Popularity is still rewarded. Algorithms make recommendations based on what is popular and what is popular is driven by not just likes, but also often by what artists are supported by other celebrities or the mainstream industry. A lot of large internet platforms are promoting mainstream content (the Head not the Long Tail) because they know it will be popular. What needs to happen is a shift within these companies to focus more on indie content.
We’ve seen that happen. Since the pandemic, as mainstream productions fell off in the wake of closed-down concerts and movie theatre openings, the international audience has turned to new content for their enjoyment. As Anderson originally pointed out in 2004, “Consumers are shifting to less mainstream sounds. As they wander further from the beaten path, they discover their taste is not as mainstream as they thought (or as they had been led to believe by marketing, a lack of alternatives, and a hit-driven culture).”
Recommendation lists can actually work for the lesser-known creatives and drive sales for them, even if the popular title has to be seen first.

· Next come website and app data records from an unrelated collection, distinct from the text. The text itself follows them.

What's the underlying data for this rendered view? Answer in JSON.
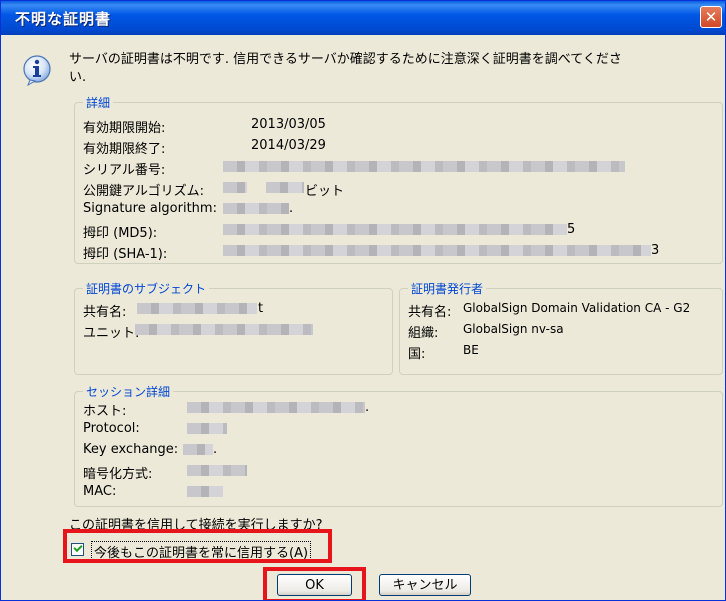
{
  "window": {
    "title": "不明な証明書",
    "close_glyph": "✕"
  },
  "message": "サーバの証明書は不明です. 信用できるサーバか確認するために注意深く証明書を調べてください.",
  "details": {
    "title": "詳細",
    "rows": [
      {
        "label": "有効期限開始:",
        "value": "2013/03/05"
      },
      {
        "label": "有効期限終了:",
        "value": "2014/03/29"
      },
      {
        "label": "シリアル番号:",
        "value": ""
      },
      {
        "label": "公開鍵アルゴリズム:",
        "value": "ビット"
      },
      {
        "label": "Signature algorithm:",
        "value": "."
      },
      {
        "label": "拇印 (MD5):",
        "value": "5"
      },
      {
        "label": "拇印 (SHA-1):",
        "value": "3"
      }
    ]
  },
  "subject": {
    "title": "証明書のサブジェクト",
    "rows": [
      {
        "label": "共有名:",
        "value": "t"
      },
      {
        "label": "ユニット:",
        "value": ""
      }
    ]
  },
  "issuer": {
    "title": "証明書発行者",
    "rows": [
      {
        "label": "共有名:",
        "value": "GlobalSign Domain Validation CA - G2"
      },
      {
        "label": "組織:",
        "value": "GlobalSign nv-sa"
      },
      {
        "label": "国:",
        "value": "BE"
      }
    ]
  },
  "session": {
    "title": "セッション詳細",
    "rows": [
      {
        "label": "ホスト:",
        "value": "."
      },
      {
        "label": "Protocol:",
        "value": ""
      },
      {
        "label": "Key exchange:",
        "value": "."
      },
      {
        "label": "暗号化方式:",
        "value": ""
      },
      {
        "label": "MAC:",
        "value": ""
      }
    ]
  },
  "question": "この証明書を信用して接続を実行しますか?",
  "always_trust": {
    "label": "今後もこの証明書を常に信用する(A)",
    "checked": true
  },
  "buttons": {
    "ok": "OK",
    "cancel": "キャンセル"
  },
  "colors": {
    "title_bar": "#0058e6",
    "group_title": "#0046d5",
    "highlight": "#e8141b"
  }
}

I believe Long Tail Theory opened the door for habits and marketing that definitely does work.
Take niche marketing. Sure, the big dogs still pushed what they felt would be popular and those hits were the mainstream babydolls. But the industry was also aware of targeting their wares toward only the markets that were interested instead of taking the shotgun method, which made for lackluster results. With digital media marketing, recommendations could be made that highlighted commonalities in products, and the audience of a marketing campaign could be chosen. Long Tail Theory gave people confidence in taking this chance.

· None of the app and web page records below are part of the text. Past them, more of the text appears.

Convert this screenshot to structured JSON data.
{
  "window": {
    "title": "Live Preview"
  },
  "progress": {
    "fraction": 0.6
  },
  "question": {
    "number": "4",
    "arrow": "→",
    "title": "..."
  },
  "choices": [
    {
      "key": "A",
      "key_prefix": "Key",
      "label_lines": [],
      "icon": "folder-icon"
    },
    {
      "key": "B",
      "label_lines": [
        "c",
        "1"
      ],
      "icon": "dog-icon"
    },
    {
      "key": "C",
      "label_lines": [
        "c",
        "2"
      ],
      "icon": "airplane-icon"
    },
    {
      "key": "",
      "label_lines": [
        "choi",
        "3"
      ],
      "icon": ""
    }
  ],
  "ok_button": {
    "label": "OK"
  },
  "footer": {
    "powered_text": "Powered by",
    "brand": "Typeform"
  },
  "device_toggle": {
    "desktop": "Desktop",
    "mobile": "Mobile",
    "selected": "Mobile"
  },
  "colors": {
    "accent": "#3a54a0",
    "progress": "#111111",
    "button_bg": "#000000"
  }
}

I believe it shows us what can happen when we have popular works (music, movies, shows, or books) that then have a recommendation system backing them up. Popular items are still going to get the most sales, but what is then recommended because of the purchase also has a chance to make a sale.
Does this warrant keeping a huge back-catalog of songs that haven’t sold anything in years? Maybe not. There should be a limit somewhere. That’s a business decision; one that Traxsource and Beatport have been making every few years.

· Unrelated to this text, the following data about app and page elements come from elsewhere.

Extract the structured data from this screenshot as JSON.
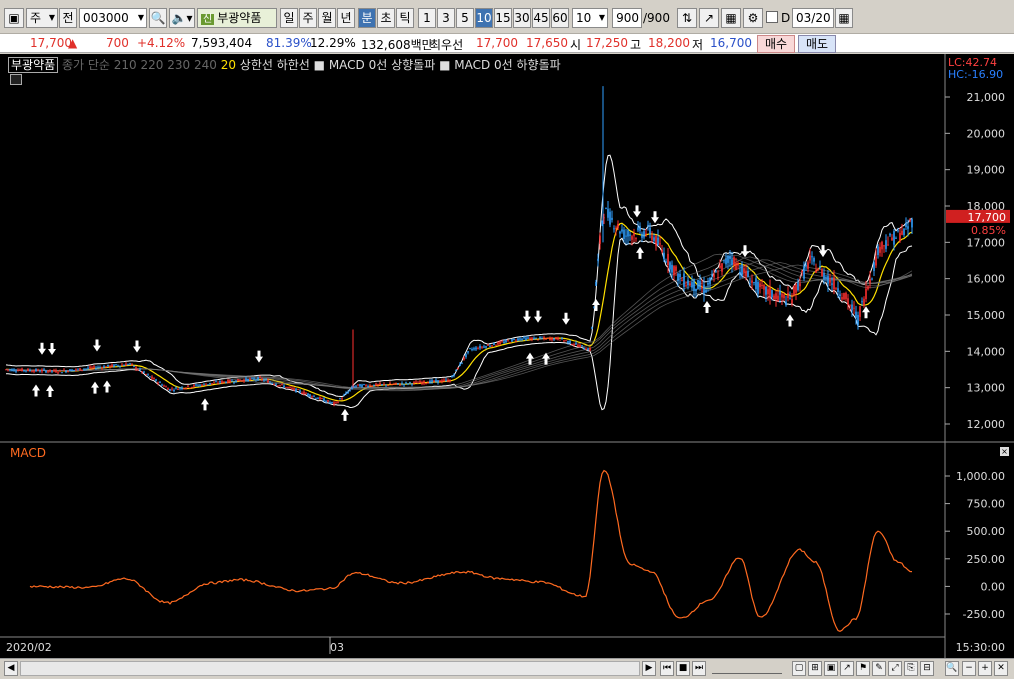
{
  "toolbar": {
    "period_type": "주",
    "prev_label": "전",
    "code": "003000",
    "tag": "신",
    "stock_name": "부광약품",
    "intervals": [
      "일",
      "주",
      "월",
      "년",
      "분",
      "초",
      "틱"
    ],
    "active_interval": "분",
    "minutes": [
      "1",
      "3",
      "5",
      "10",
      "15",
      "30",
      "45",
      "60"
    ],
    "active_minute": "10",
    "count_select": "10",
    "count_value": "900",
    "count_total": "/900",
    "d_label": "D",
    "date": "03/20"
  },
  "quote": {
    "price": "17,700",
    "change": "700",
    "change_pct": "+4.12%",
    "volume": "7,593,404",
    "vol_ratio": "81.39%",
    "turnover": "12.29%",
    "amount": "132,608백만",
    "best_label": "최우선",
    "ask": "17,700",
    "bid": "17,650",
    "open_label": "시",
    "open": "17,250",
    "high_label": "고",
    "high": "18,200",
    "low_label": "저",
    "low": "16,700",
    "buy_label": "매수",
    "sell_label": "매도"
  },
  "legend": {
    "name": "부광약품",
    "gray_text": "종가 단순 210  220  230  240",
    "yellow_text": "20",
    "rest": "상한선  하한선  ■ MACD 0선 상향돌파  ■ MACD 0선 하향돌파"
  },
  "price_axis": {
    "lc": "LC:42.74",
    "hc": "HC:-16.90",
    "ticks": [
      "21,000",
      "20,000",
      "19,000",
      "18,000",
      "17,000",
      "16,000",
      "15,000",
      "14,000",
      "13,000",
      "12,000"
    ],
    "current": "17,700",
    "current_pct": "0.85%"
  },
  "macd_panel": {
    "label": "MACD",
    "ticks": [
      "1,000.00",
      "750.00",
      "500.00",
      "250.00",
      "0.00",
      "-250.00"
    ]
  },
  "x_axis": {
    "labels": [
      "2020/02",
      "03"
    ],
    "time": "15:30:00"
  },
  "colors": {
    "candle_up": "#ff3030",
    "candle_down": "#30a0ff",
    "ma20": "#ffe000",
    "band": "#ffffff",
    "macd": "#ff6a20"
  }
}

Chances are when you first learn about metal music, you’re going to be introduced to it through bands like Metallica and Disturbed and System of a Down. It’s not until after you’ve heard these mainstream bands that you then go looking for more and maybe also listen to the recommendations of the algorithms to find folk metal like Finntroll. Next thing you know, you dive down that rabbit hole and your recommendations listing pops up with The Sidh, GYZE, or The HU.
But does that mean you spend more on them than the others? According to research, no. But you have at least found them and can now make your own choices about it.
When I write about an artist that is not mainstream but sounds similar to a mainstream artist, I’m constantly thinking of which mainstream artist to compare them to. Why? Because of those keywords. Searchability helps drive people to things they like and therefore drives sales. But that isn’t sustainable without the mention of the “hit” to begin with. It’s definitely some sort of phenomenon, possibly influenced by Long-Tail.
And let’s not forget those featured artist connections! This is an obvious use of the Long Tail Theory that works. Mainstream artists welcome newcomers to feature on a song that will be played on mainstream radio or at the very least be promoted on the “hit” artist’s social media. The buzz then begins. It has even crossed genres for years. The new artists are on the long tail, capitalizing on the gains from collaborating with the mainstream artist who is part of the head of the graph.
In these ways, the Long Tail Theory has been successful, even if that’s not how the original idea was intended to work.
As always, if you want to share more, or feel I’ve missed something, let me know by emailing email@example.com.
AND – If you are looking for more great artists to learn about and support then be sure to check out my other articles here.